> Data excerpts:
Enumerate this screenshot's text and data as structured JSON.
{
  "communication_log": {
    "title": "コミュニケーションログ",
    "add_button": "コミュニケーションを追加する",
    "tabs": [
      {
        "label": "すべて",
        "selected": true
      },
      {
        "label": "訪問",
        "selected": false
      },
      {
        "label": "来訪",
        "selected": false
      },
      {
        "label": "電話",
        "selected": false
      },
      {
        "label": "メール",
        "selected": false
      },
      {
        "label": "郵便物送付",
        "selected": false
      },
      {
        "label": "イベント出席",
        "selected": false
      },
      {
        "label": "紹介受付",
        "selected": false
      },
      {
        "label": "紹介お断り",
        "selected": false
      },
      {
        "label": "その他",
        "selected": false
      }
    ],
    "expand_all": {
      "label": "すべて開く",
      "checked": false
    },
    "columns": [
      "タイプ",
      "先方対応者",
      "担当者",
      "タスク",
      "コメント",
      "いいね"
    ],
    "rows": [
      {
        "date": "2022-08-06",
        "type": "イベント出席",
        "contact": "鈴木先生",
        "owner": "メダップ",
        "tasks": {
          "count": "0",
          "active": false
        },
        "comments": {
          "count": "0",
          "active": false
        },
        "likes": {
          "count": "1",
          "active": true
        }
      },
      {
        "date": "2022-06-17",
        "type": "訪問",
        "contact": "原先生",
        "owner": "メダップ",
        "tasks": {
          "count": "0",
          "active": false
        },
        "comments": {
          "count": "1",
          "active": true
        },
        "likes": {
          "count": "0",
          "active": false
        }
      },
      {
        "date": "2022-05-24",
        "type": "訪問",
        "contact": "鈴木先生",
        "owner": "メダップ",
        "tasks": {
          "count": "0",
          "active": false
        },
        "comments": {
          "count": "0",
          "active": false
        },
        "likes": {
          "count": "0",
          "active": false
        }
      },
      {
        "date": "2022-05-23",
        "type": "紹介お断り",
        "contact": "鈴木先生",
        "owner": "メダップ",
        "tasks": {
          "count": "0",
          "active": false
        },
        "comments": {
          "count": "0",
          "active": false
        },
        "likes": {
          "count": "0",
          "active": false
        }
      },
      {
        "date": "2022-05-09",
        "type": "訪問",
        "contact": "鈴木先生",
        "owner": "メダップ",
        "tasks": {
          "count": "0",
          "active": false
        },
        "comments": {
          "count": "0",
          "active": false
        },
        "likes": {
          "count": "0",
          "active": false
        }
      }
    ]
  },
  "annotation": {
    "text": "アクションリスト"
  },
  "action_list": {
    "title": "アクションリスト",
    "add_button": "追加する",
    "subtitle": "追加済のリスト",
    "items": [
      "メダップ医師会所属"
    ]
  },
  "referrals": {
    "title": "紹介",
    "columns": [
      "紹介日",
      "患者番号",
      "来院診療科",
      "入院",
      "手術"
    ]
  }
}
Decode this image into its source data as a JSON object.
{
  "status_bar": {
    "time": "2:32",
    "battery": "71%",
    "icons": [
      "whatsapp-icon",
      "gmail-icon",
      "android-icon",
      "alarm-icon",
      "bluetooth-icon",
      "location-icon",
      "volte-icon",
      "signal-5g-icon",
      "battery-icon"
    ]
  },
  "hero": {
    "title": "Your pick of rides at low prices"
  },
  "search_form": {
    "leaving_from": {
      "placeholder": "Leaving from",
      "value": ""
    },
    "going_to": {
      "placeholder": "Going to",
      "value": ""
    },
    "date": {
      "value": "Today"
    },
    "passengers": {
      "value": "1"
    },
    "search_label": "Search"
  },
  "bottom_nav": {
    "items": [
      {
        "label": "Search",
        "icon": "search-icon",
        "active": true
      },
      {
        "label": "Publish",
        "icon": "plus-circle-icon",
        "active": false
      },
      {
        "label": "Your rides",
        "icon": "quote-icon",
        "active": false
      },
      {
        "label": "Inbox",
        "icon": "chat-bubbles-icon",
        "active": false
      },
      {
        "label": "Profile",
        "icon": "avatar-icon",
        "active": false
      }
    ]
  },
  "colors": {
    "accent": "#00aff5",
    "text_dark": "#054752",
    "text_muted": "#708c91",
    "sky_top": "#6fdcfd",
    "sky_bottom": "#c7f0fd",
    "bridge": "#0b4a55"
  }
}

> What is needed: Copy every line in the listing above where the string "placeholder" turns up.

> Your solution:
      "placeholder": "Leaving from",
      "placeholder": "Going to",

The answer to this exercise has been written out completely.